WHAT TO DO => Please copy the records below word for word, leaving out the pictures.

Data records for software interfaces
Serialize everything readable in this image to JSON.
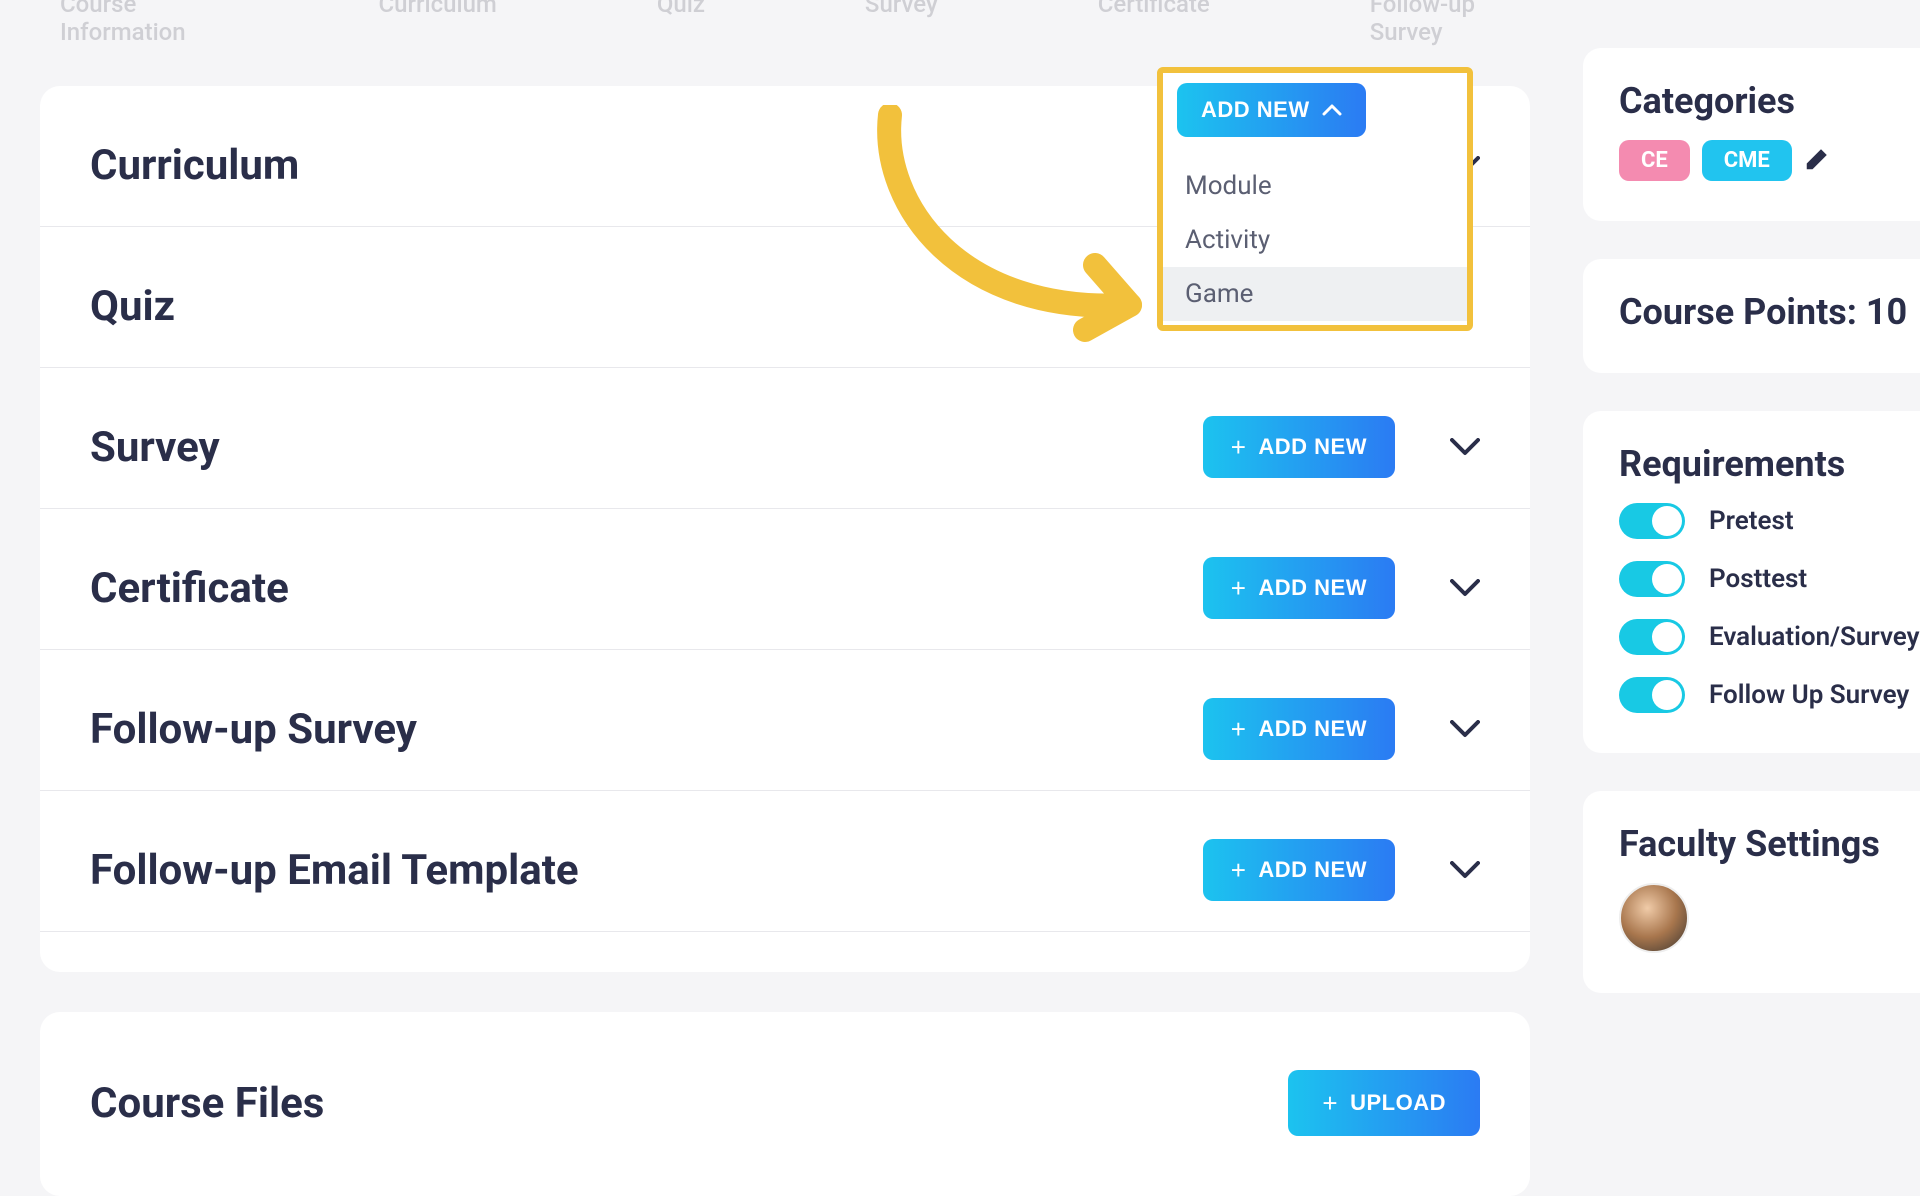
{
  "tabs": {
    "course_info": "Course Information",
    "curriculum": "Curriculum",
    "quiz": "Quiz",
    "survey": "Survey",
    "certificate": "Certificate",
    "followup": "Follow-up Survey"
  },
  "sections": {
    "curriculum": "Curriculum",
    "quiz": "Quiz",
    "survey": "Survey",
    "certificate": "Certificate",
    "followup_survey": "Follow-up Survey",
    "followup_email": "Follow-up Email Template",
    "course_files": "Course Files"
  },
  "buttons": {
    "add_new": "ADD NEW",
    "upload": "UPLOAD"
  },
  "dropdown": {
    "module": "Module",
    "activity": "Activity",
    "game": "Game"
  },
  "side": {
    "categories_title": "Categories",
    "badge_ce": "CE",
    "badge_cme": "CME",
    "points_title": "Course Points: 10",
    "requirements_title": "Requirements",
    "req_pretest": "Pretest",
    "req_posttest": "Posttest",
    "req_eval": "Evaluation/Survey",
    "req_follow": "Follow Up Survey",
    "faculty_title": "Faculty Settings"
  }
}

RESULT OF THIS TASK =>
Serialize everything readable in this image to JSON.
{
  "tabs": {
    "course_info": "Course Information",
    "curriculum": "Curriculum",
    "quiz": "Quiz",
    "survey": "Survey",
    "certificate": "Certificate",
    "followup": "Follow-up Survey"
  },
  "sections": {
    "curriculum": "Curriculum",
    "quiz": "Quiz",
    "survey": "Survey",
    "certificate": "Certificate",
    "followup_survey": "Follow-up Survey",
    "followup_email": "Follow-up Email Template",
    "course_files": "Course Files"
  },
  "buttons": {
    "add_new": "ADD NEW",
    "upload": "UPLOAD"
  },
  "dropdown": {
    "module": "Module",
    "activity": "Activity",
    "game": "Game"
  },
  "side": {
    "categories_title": "Categories",
    "badge_ce": "CE",
    "badge_cme": "CME",
    "points_title": "Course Points: 10",
    "requirements_title": "Requirements",
    "req_pretest": "Pretest",
    "req_posttest": "Posttest",
    "req_eval": "Evaluation/Survey",
    "req_follow": "Follow Up Survey",
    "faculty_title": "Faculty Settings"
  }
}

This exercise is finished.